- Shoot from above the subject for the most flattering angle. In general, a top-down shot is the most flattering, as it eliminates the look of a double chin. Have the client tilt their forehead slightly forward, which strengthens the look of the jawline.
- In some cases, shooting up from the bottom can convey strength and authority. Practice a few shots to see if you can find the angle you like.
- Try sitting, standing, and leaning poses to see which look the most natural. Sometimes, subtle changes can make a big difference. Make slight adjustments to the subject’s posture and the angle of their head as needed between shots.
- Folded arms can convey strength, but it can also look very stiff, especially in women. Try asking them to drop the shoulder closest to the camera for a more natural look.
- Action shots can demonstrate a person’s profession. Show them holding a prop or acting out something they would do at work.
- Try turning the body to a 45 degree angle with the subject’s head facing directly at the camera.
EditEditing the Photo
- Print a contact sheet. This is a page with thumbnail images of the photos you have taken. Go over them with your client, and see which pictures you both agree are the best.
- Stick to minimal edits. You can change the white balance, tweak tones, and remove blemishes or stray hairs, but you don’t want the finished product to appear too edited. A headshot should be an accurate representation of your client.
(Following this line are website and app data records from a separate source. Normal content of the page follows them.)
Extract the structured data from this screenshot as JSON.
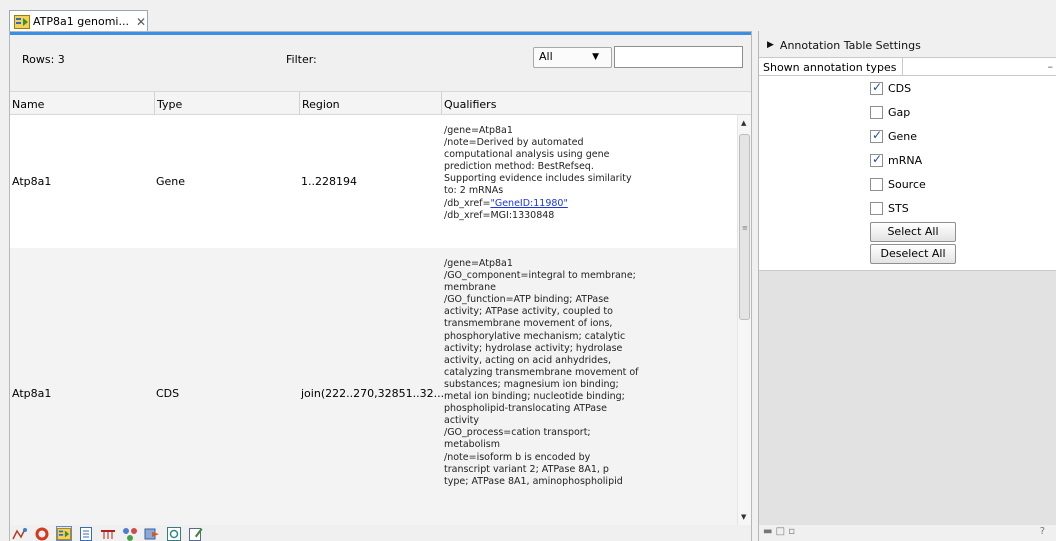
{
  "tab": {
    "icon": "annotation-table-icon",
    "title": "ATP8a1 genomi...",
    "close_symbol": "✕"
  },
  "toolbar": {
    "rows_label": "Rows: 3",
    "filter_label": "Filter:",
    "filter_select_value": "All",
    "filter_input_value": ""
  },
  "table": {
    "columns": [
      "Name",
      "Type",
      "Region",
      "Qualifiers"
    ],
    "rows": [
      {
        "name": "Atp8a1",
        "type": "Gene",
        "region": "1..228194",
        "qualifiers": [
          "/gene=Atp8a1",
          "/note=Derived by automated",
          "computational analysis using gene",
          "prediction method: BestRefseq.",
          "Supporting evidence includes similarity",
          "to: 2 mRNAs"
        ],
        "link_prefix": "/db_xref=",
        "link_text": "\"GeneID:11980\"",
        "qualifiers_after": [
          "/db_xref=MGI:1330848"
        ]
      },
      {
        "name": "Atp8a1",
        "type": "CDS",
        "region": "join(222..270,32851..32...",
        "qualifiers": [
          "/gene=Atp8a1",
          "/GO_component=integral to membrane;",
          "membrane",
          "/GO_function=ATP binding; ATPase",
          "activity; ATPase activity, coupled to",
          "transmembrane movement of ions,",
          "phosphorylative mechanism; catalytic",
          "activity; hydrolase activity; hydrolase",
          "activity, acting on acid anhydrides,",
          "catalyzing transmembrane movement of",
          "substances; magnesium ion binding;",
          "metal ion binding; nucleotide binding;",
          "phospholipid-translocating ATPase",
          "activity",
          "/GO_process=cation transport;",
          "metabolism",
          "/note=isoform b is encoded by",
          "transcript variant 2; ATPase 8A1, p",
          "type; ATPase 8A1, aminophospholipid"
        ]
      }
    ]
  },
  "bottom_toolbar": {
    "icons": [
      "rna-structure-icon",
      "circular-view-icon",
      "annotation-table-icon",
      "text-view-icon",
      "sequence-list-icon",
      "graph-view-icon",
      "history-icon",
      "element-info-icon",
      "edit-icon"
    ]
  },
  "settings": {
    "header": "Annotation Table Settings",
    "section_title": "Shown annotation types",
    "checkboxes": [
      {
        "label": "CDS",
        "checked": true
      },
      {
        "label": "Gap",
        "checked": false
      },
      {
        "label": "Gene",
        "checked": true
      },
      {
        "label": "mRNA",
        "checked": true
      },
      {
        "label": "Source",
        "checked": false
      },
      {
        "label": "STS",
        "checked": false
      }
    ],
    "select_all_label": "Select All",
    "deselect_all_label": "Deselect All",
    "help_symbol": "?"
  },
  "colors": {
    "accent": "#3a8ee6",
    "link": "#1a37e0",
    "checkmark": "#1d4f9e"
  }
}
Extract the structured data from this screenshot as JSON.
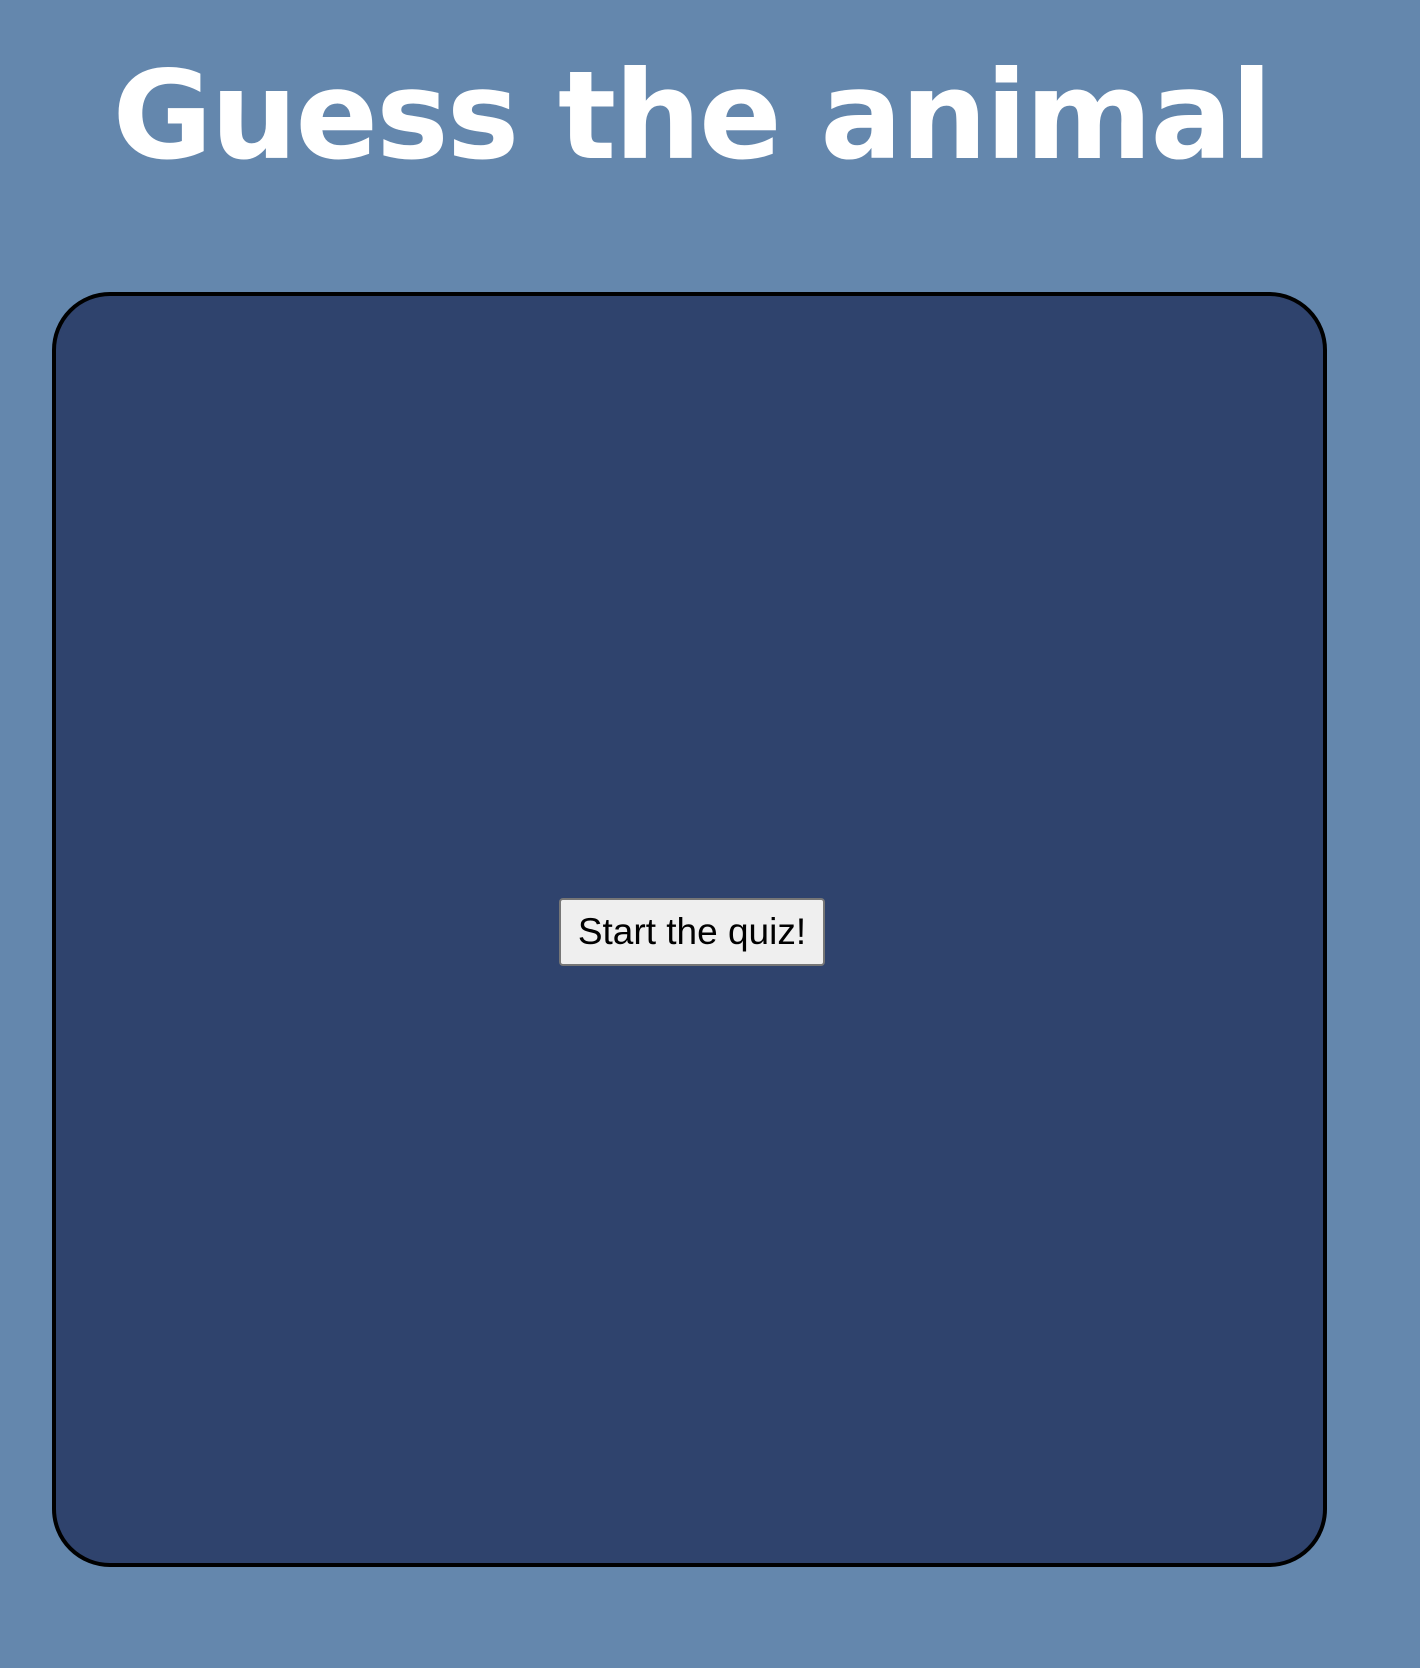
{
  "header": {
    "title": "Guess the animal"
  },
  "quiz": {
    "start_label": "Start the quiz!"
  },
  "colors": {
    "page_background": "#6487ad",
    "panel_background": "#2f436d",
    "panel_border": "#000000",
    "title_text": "#ffffff",
    "button_background": "#efefef"
  }
}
- Shoot your headshots in color unless your client asks for black and white. Black and white has become less popular for headshots in the past few years, but they are experiencing some resurgence, especially on social media. Ask your client what they prefer, and try different versions of the same shot to see which you like.